Learning Limits

 At some point, we're all going to have to suck at something to get better. 


I've certainly had my fair share of sucking at things. I am the queen of realizing I made a mistake and aggressively researching how to fix it. But maybe not everything has to be fixed. 

One of my not-so-new-years resolutions was to get better at curbing my perfectionism. There's an old joke that when people ask what your greatest weakness is at job interviews, the best answer is "I'm a perfectionist." The real joke is thinking that being a perfectionist is a humble brag. I think perfectionism is different from standards. Having standards is good. Having standards means understanding how much you can do. It stands as a quality check to your work and forces you to reach further. Perfectionism, on the other hand, is an unrealistic expectation of how much you should do. I find that it kills productivity and hobbles creativity.
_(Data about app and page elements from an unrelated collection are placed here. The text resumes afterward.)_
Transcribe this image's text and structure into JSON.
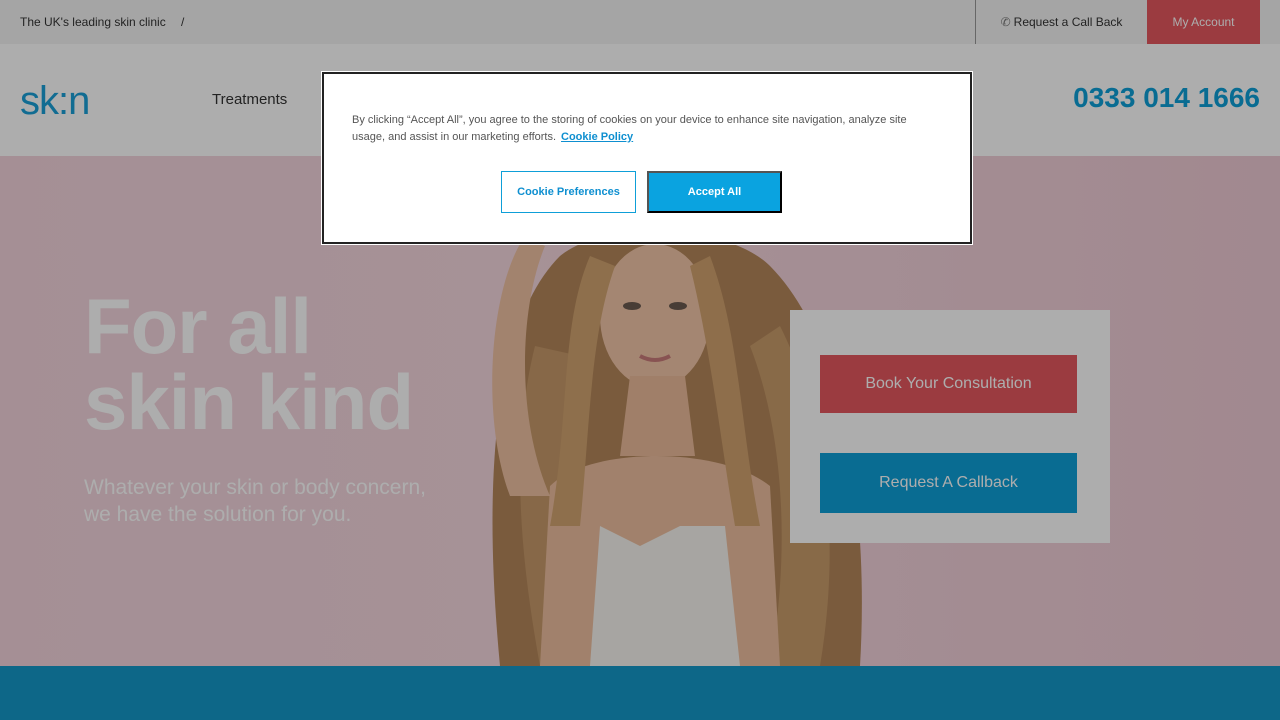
{
  "topbar": {
    "tagline": "The UK's leading skin clinic",
    "separator": "/",
    "callback_label": "Request a Call Back",
    "account_label": "My Account"
  },
  "header": {
    "logo_text": "sk:n",
    "nav_treatments": "Treatments",
    "phone": "0333 014 1666"
  },
  "hero": {
    "title_line1": "For all",
    "title_line2": "skin kind",
    "subtitle_line1": "Whatever your skin or body concern,",
    "subtitle_line2": "we have the solution for you.",
    "book_label": "Book Your Consultation",
    "callback_label": "Request A Callback"
  },
  "cookie": {
    "text": "By clicking “Accept All”, you agree to the storing of cookies on your device to enhance site navigation, analyze site usage, and assist in our marketing efforts.",
    "policy_link": "Cookie Policy",
    "preferences_label": "Cookie Preferences",
    "accept_label": "Accept All"
  },
  "colors": {
    "brand_blue": "#0e9fd8",
    "brand_coral": "#e5585f"
  }
}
When I lived in San Francisco, one of the most common sayings was "Fail fast, Fail forward." The idea is to find out what doesn't work quickly so you can course-correct.
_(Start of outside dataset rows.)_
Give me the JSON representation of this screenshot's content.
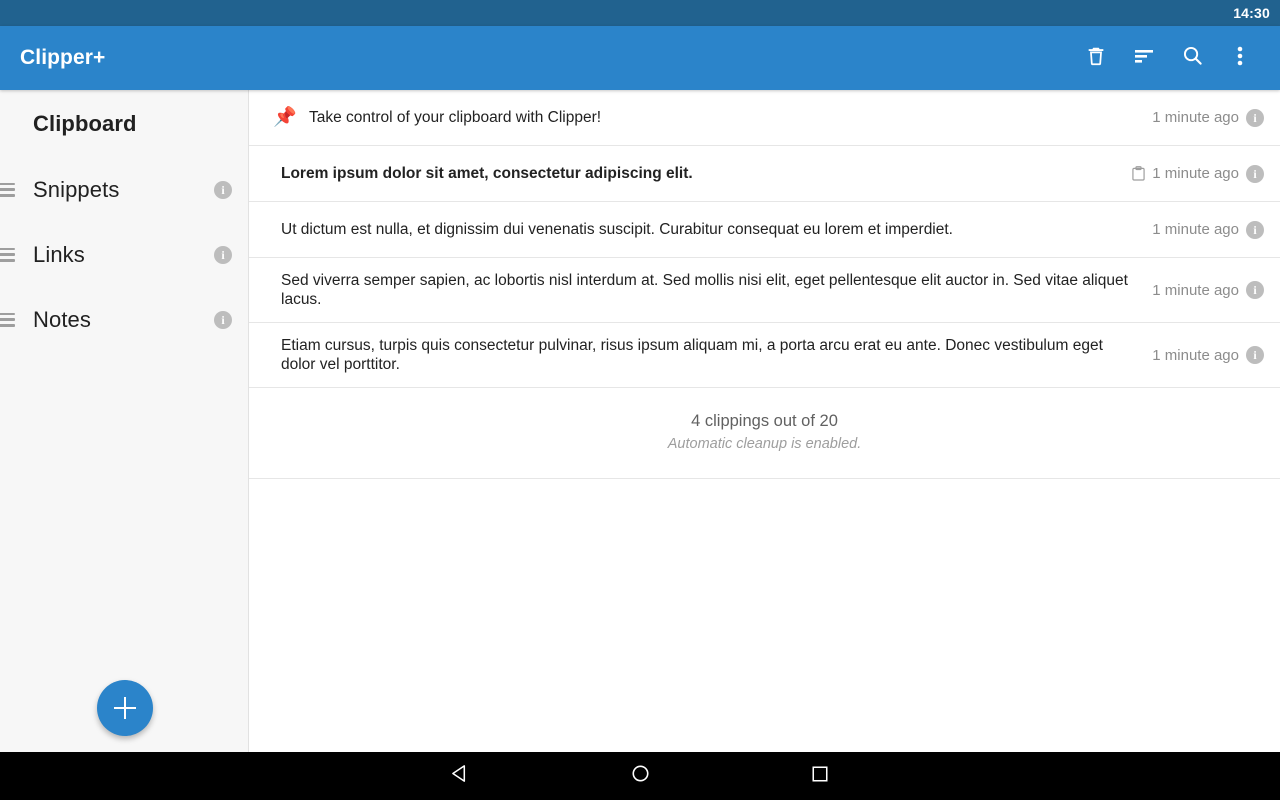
{
  "status_bar": {
    "clock": "14:30"
  },
  "app_bar": {
    "title": "Clipper+",
    "actions": [
      {
        "name": "delete-icon",
        "label": "Delete"
      },
      {
        "name": "sort-icon",
        "label": "Sort"
      },
      {
        "name": "search-icon",
        "label": "Search"
      },
      {
        "name": "overflow-menu-icon",
        "label": "More options"
      }
    ]
  },
  "sidebar": {
    "items": [
      {
        "label": "Clipboard",
        "active": true,
        "has_drag_handle": false,
        "has_info": false,
        "info_label": "i"
      },
      {
        "label": "Snippets",
        "active": false,
        "has_drag_handle": true,
        "has_info": true,
        "info_label": "i"
      },
      {
        "label": "Links",
        "active": false,
        "has_drag_handle": true,
        "has_info": true,
        "info_label": "i"
      },
      {
        "label": "Notes",
        "active": false,
        "has_drag_handle": true,
        "has_info": true,
        "info_label": "i"
      }
    ],
    "fab": {
      "label": "+",
      "name": "add-clipping-fab"
    }
  },
  "clippings": [
    {
      "text": "Take control of your clipboard with Clipper!",
      "pinned": true,
      "pin_glyph": "📌",
      "bold": false,
      "is_current_clipboard": false,
      "time": "1 minute ago",
      "info_label": "i"
    },
    {
      "text": "Lorem ipsum dolor sit amet, consectetur adipiscing elit.",
      "pinned": false,
      "pin_glyph": "",
      "bold": true,
      "is_current_clipboard": true,
      "time": "1 minute ago",
      "info_label": "i"
    },
    {
      "text": "Ut dictum est nulla, et dignissim dui venenatis suscipit. Curabitur consequat eu lorem et imperdiet.",
      "pinned": false,
      "pin_glyph": "",
      "bold": false,
      "is_current_clipboard": false,
      "time": "1 minute ago",
      "info_label": "i"
    },
    {
      "text": "Sed viverra semper sapien, ac lobortis nisl interdum at. Sed mollis nisi elit, eget pellentesque elit auctor in. Sed vitae aliquet lacus.",
      "pinned": false,
      "pin_glyph": "",
      "bold": false,
      "is_current_clipboard": false,
      "time": "1 minute ago",
      "info_label": "i"
    },
    {
      "text": "Etiam cursus, turpis quis consectetur pulvinar, risus ipsum aliquam mi, a porta arcu erat eu ante. Donec vestibulum eget dolor vel porttitor.",
      "pinned": false,
      "pin_glyph": "",
      "bold": false,
      "is_current_clipboard": false,
      "time": "1 minute ago",
      "info_label": "i"
    }
  ],
  "list_footer": {
    "count_text": "4 clippings out of 20",
    "note_text": "Automatic cleanup is enabled."
  },
  "android_nav": {
    "keys": [
      {
        "name": "back-button",
        "label": "Back"
      },
      {
        "name": "home-button",
        "label": "Home"
      },
      {
        "name": "recents-button",
        "label": "Recent apps"
      }
    ]
  },
  "colors": {
    "status_bar": "#21628f",
    "app_bar": "#2b84ca",
    "accent": "#2b84ca",
    "sidebar_bg": "#f7f7f7",
    "content_bg": "#ffffff",
    "divider": "#e6e6e6",
    "pin_red": "#e02020",
    "muted_text": "#8c8c8c",
    "nav_bar": "#000000"
  }
}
In HBR's 10 Must Reads on Emotional Intelligence, emotional intelligence is divided into 5 elements: self-awareness, self-regulation, motivation, empathy, and social skills. I felt that if I leaned strongly into one of the components, it would be self-awareness- the hallmarks of which were confidence, candor in admitting failure, and understanding their limits. The last gave me pause. I tend to think big picture, and my parents raised me to believe I could do anything. I have definitely taken on projects for the sole reason that people told me I couldn't do it, and I have definitely taken on projects to big for me at the time. I always grew into the project, but there was often a cost, such as sleep or health or confidence. I'm starting to learn that confidence and knowing your limits might be linked. When looking through my motivations for taking on more than I'm comfortable with, a good half of projects were taken on because I wasn't evaluating myself correctly and therefore wasn't prepared to do what had to be done. 
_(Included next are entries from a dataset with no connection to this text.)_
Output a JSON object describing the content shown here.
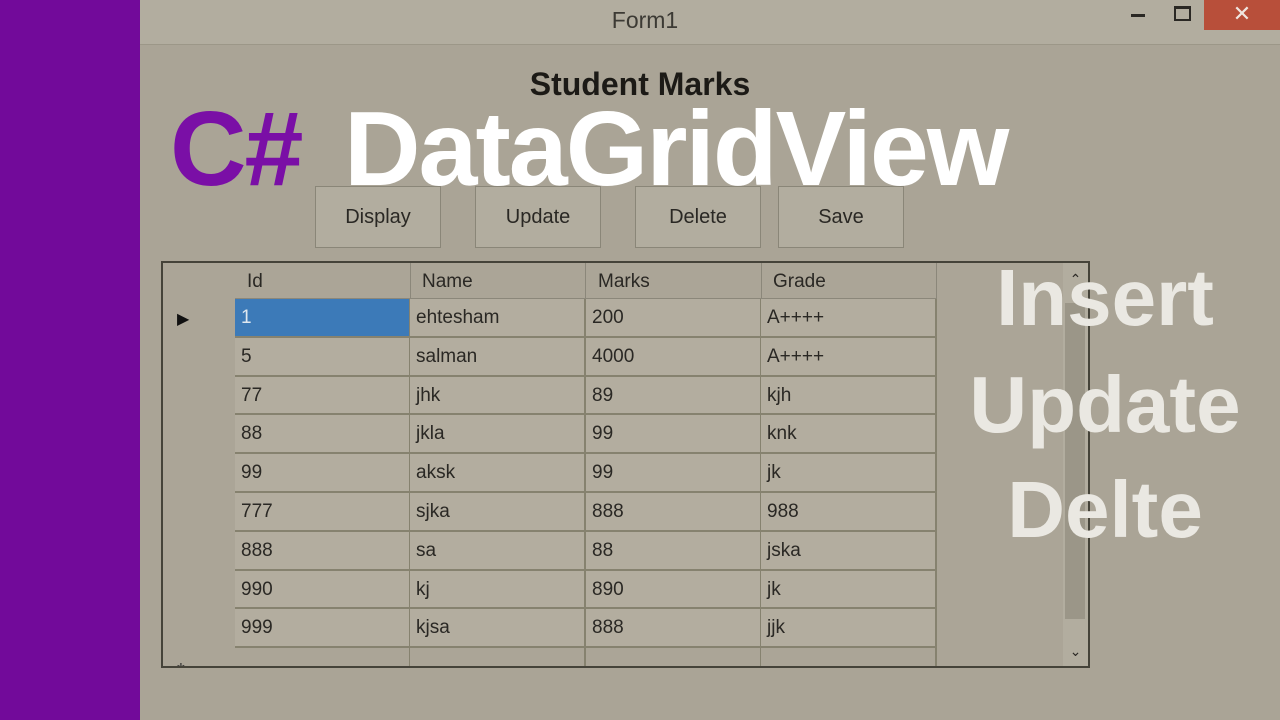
{
  "window": {
    "title": "Form1",
    "close_glyph": "✕"
  },
  "form": {
    "heading": "Student Marks"
  },
  "buttons": {
    "display": "Display",
    "update": "Update",
    "delete": "Delete",
    "save": "Save"
  },
  "grid": {
    "columns": [
      "Id",
      "Name",
      "Marks",
      "Grade"
    ],
    "rows": [
      [
        "1",
        "ehtesham",
        "200",
        "A++++"
      ],
      [
        "5",
        "salman",
        "4000",
        "A++++"
      ],
      [
        "77",
        "jhk",
        "89",
        "kjh"
      ],
      [
        "88",
        "jkla",
        "99",
        "knk"
      ],
      [
        "99",
        "aksk",
        "99",
        "jk"
      ],
      [
        "777",
        "sjka",
        "888",
        "988"
      ],
      [
        "888",
        "sa",
        "88",
        "jska"
      ],
      [
        "990",
        "kj",
        "890",
        "jk"
      ],
      [
        "999",
        "kjsa",
        "888",
        "jjk"
      ]
    ],
    "current_row_glyph": "▶",
    "new_row_glyph": "*",
    "scroll_up_glyph": "⌃",
    "scroll_down_glyph": "⌄"
  },
  "overlay": {
    "csharp": "C#",
    "title": "DataGridView",
    "line1": "Insert",
    "line2": "Update",
    "line3": "Delte"
  },
  "colors": {
    "purple": "#720a9a",
    "selection": "#3c7ab8",
    "close": "#b84f3a"
  }
}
I won't say that I'll completely stop taking on projects beyond my scope. In some circumstances, I think it can be good. Rather, I'll look more carefully at why and how I'll be doing it.

Hanna Davison